8. How much should we fear nuclear terrorist attacks if we live in Manhattan?
From the simplistic analysis carried out above, the answer seems to be that Manhattan residents (who plan on staying in Manhattan for just ten more years) shouldn’t fear nuclear terrorism all that much more than a randomly selected American should fear the possibility of dying of a car accident at some point in their life. One thing that may be worth pointing out is that even if a nuclear weapon did kill us, there is some chance (dependent on the characteristics of that weapon) that it would do so fairly instantaneously, meaning that we would be dead before having much opportunity to suffer or even notice, which seems a lot less horrible than a slow death by radiation poisoning. On the flip side though, if a nuclear weapon was detonated and did not kill or injure us, the psychological effects of such a disaster could still be great, potentially causing the death and injury of those people we know, and likely inducing panic.
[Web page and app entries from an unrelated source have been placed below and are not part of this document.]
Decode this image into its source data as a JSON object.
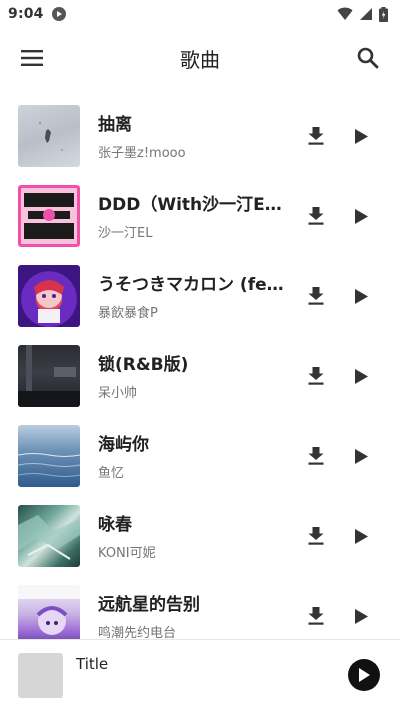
{
  "status_bar": {
    "time": "9:04"
  },
  "app_bar": {
    "title": "歌曲"
  },
  "songs": [
    {
      "title": "抽离",
      "artist": "张子墨z!mooo"
    },
    {
      "title": "DDD（With沙一汀EL）",
      "artist": "沙一汀EL"
    },
    {
      "title": "うそつきマカロン (feat. ...",
      "artist": "暴飲暴食P"
    },
    {
      "title": "锁(R&B版)",
      "artist": "呆小帅"
    },
    {
      "title": "海屿你",
      "artist": "鱼忆"
    },
    {
      "title": "咏春",
      "artist": "KONI可妮"
    },
    {
      "title": "远航星的告别",
      "artist": "鸣潮先约电台"
    }
  ],
  "mini_player": {
    "title": "Title"
  },
  "colors": {
    "background": "#ffffff",
    "primary_text": "#212121",
    "secondary_text": "#757575",
    "icon": "#333333"
  }
}
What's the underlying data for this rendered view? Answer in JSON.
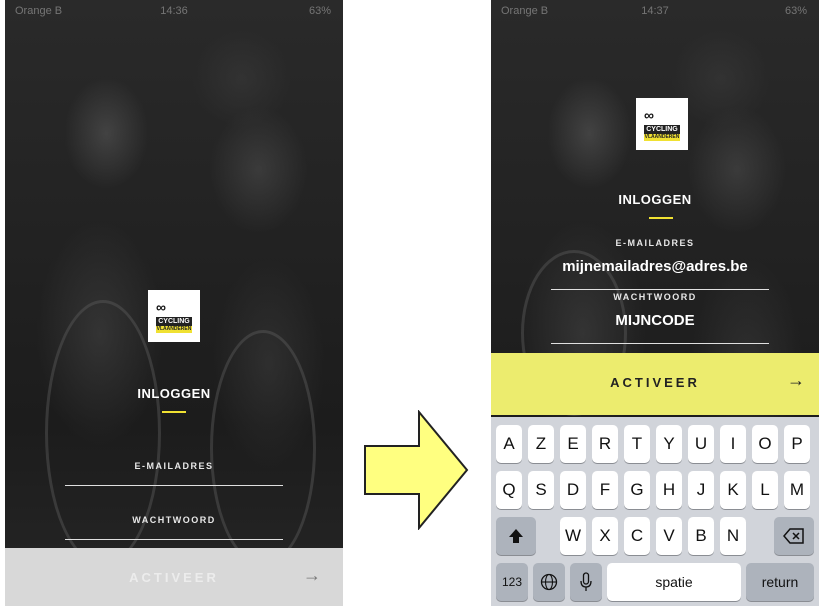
{
  "left": {
    "status": {
      "carrier": "Orange B",
      "time": "14:36",
      "battery": "63%"
    },
    "title": "INLOGGEN",
    "email_label": "E-MAILADRES",
    "password_label": "WACHTWOORD",
    "button_label": "ACTIVEER",
    "button_arrow": "→"
  },
  "right": {
    "status": {
      "carrier": "Orange B",
      "time": "14:37",
      "battery": "63%"
    },
    "title": "INLOGGEN",
    "email_label": "E-MAILADRES",
    "email_value": "mijnemailadres@adres.be",
    "password_label": "WACHTWOORD",
    "password_value": "MIJNCODE",
    "button_label": "ACTIVEER",
    "button_arrow": "→"
  },
  "logo": {
    "symbol": "∞",
    "line1": "CYCLING",
    "line2": "VLAANDEREN"
  },
  "keyboard": {
    "row1": [
      "A",
      "Z",
      "E",
      "R",
      "T",
      "Y",
      "U",
      "I",
      "O",
      "P"
    ],
    "row2": [
      "Q",
      "S",
      "D",
      "F",
      "G",
      "H",
      "J",
      "K",
      "L",
      "M"
    ],
    "row3": [
      "W",
      "X",
      "C",
      "V",
      "B",
      "N"
    ],
    "shift_icon": "shift-icon",
    "backspace_icon": "backspace-icon",
    "numbers": "123",
    "globe_icon": "globe-icon",
    "mic_icon": "microphone-icon",
    "space": "spatie",
    "return": "return"
  },
  "colors": {
    "accent_yellow": "#f0e132",
    "button_yellow": "#ecec6e",
    "arrow_fill": "#ffff80"
  }
}
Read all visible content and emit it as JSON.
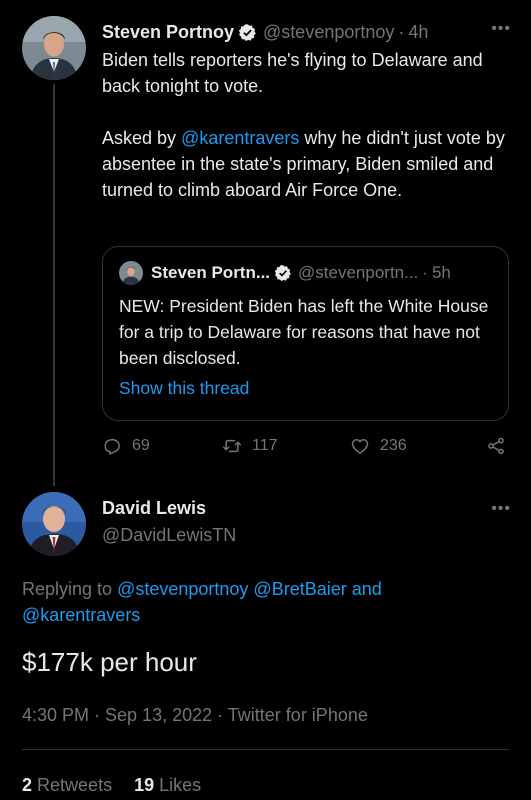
{
  "main_tweet": {
    "author_name": "Steven Portnoy",
    "author_handle": "@stevenportnoy",
    "time": "4h",
    "body_line1": "Biden tells reporters he's flying to Delaware and back tonight to vote.",
    "body2_prefix": "Asked by ",
    "body2_mention": "@karentravers",
    "body2_suffix": " why he didn't just vote by absentee in the state's primary, Biden smiled and turned to climb aboard Air Force One.",
    "more_label": "•••"
  },
  "quoted_tweet": {
    "author_name": "Steven Portn...",
    "author_handle": "@stevenportn...",
    "time": "5h",
    "body": "NEW: President Biden has left the White House for a trip to Delaware for reasons that have not been disclosed.",
    "show_thread": "Show this thread"
  },
  "actions": {
    "replies": "69",
    "retweets": "117",
    "likes": "236"
  },
  "reply_tweet": {
    "author_name": "David Lewis",
    "author_handle": "@DavidLewisTN",
    "more_label": "•••",
    "replying_prefix": "Replying to ",
    "replying_to_1": "@stevenportnoy",
    "replying_to_2": "@BretBaier",
    "replying_and": " and",
    "replying_to_3": "@karentravers",
    "text": "$177k per hour",
    "timestamp": "4:30 PM · Sep 13, 2022 · Twitter for iPhone",
    "retweet_count": "2",
    "retweet_label": "Retweets",
    "like_count": "19",
    "like_label": "Likes"
  },
  "colors": {
    "background": "#000000",
    "text": "#e7e9ea",
    "secondary": "#71767b",
    "link": "#1d9bf0",
    "border": "#2f3336"
  },
  "icons": [
    "verified-badge-icon",
    "more-icon",
    "reply-icon",
    "retweet-icon",
    "like-icon",
    "share-icon"
  ]
}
While nothing is known for certain and this analysis is certainly flawed in a handful of ways, the chance of a nuclear terrorist threat does not seem high enough to warrant moving out of Manhattan if you derive significant value from living there. Moreover, if you have already decided that you are going to live in Manhattan, what is the use of worrying about death from nuclear weapons at all? It isn’t as though worrying is likely to make you safer in a significant way. There are many things that have the potential to kill us each day, and we tend to simply not think about them, so why should this be different? Sure, it seems scarier in some ways than car accidents, which feel more familiar, but car accidents (and tumors and strokes) can be just as horrible as death by nuclear bombs or dirty bombs. Living in fear will almost certainly reduce your quality of life without making you substantially safer, so the best thing is probably to learn to be okay with the fact that we will never be totally safe (from nukes or cars or the huge number of other things that might hurt us), and this is just a part of life.
If thoughts about nuclear weapons are something that you find you are upsetting yourself with frequently, you might try writing down answers to the following questions:
a) If I don’t worry about hundreds of other potential sources of death, then why should I worry about this one source, especially since it is quite unlikely to occur?
b) What advantages and disadvantages are there to my worrying about nuclear bombs (especially taking into account the fact that there is nothing I can do to prevent such an attack)?
c) Since death is inevitable, and often painful and unpleasant, is dying from nukes really such an especially horrible way to go?
d) What is a more productive use of our time, worrying about nuclear bombs or researching and implementing ways to mitigate preventable sources of death? (keeping in mind that most of us could eat healthier, exercise more, wear our seat belts more scrupulously, get more regular checkups, and do many other things that would likely extend our lives).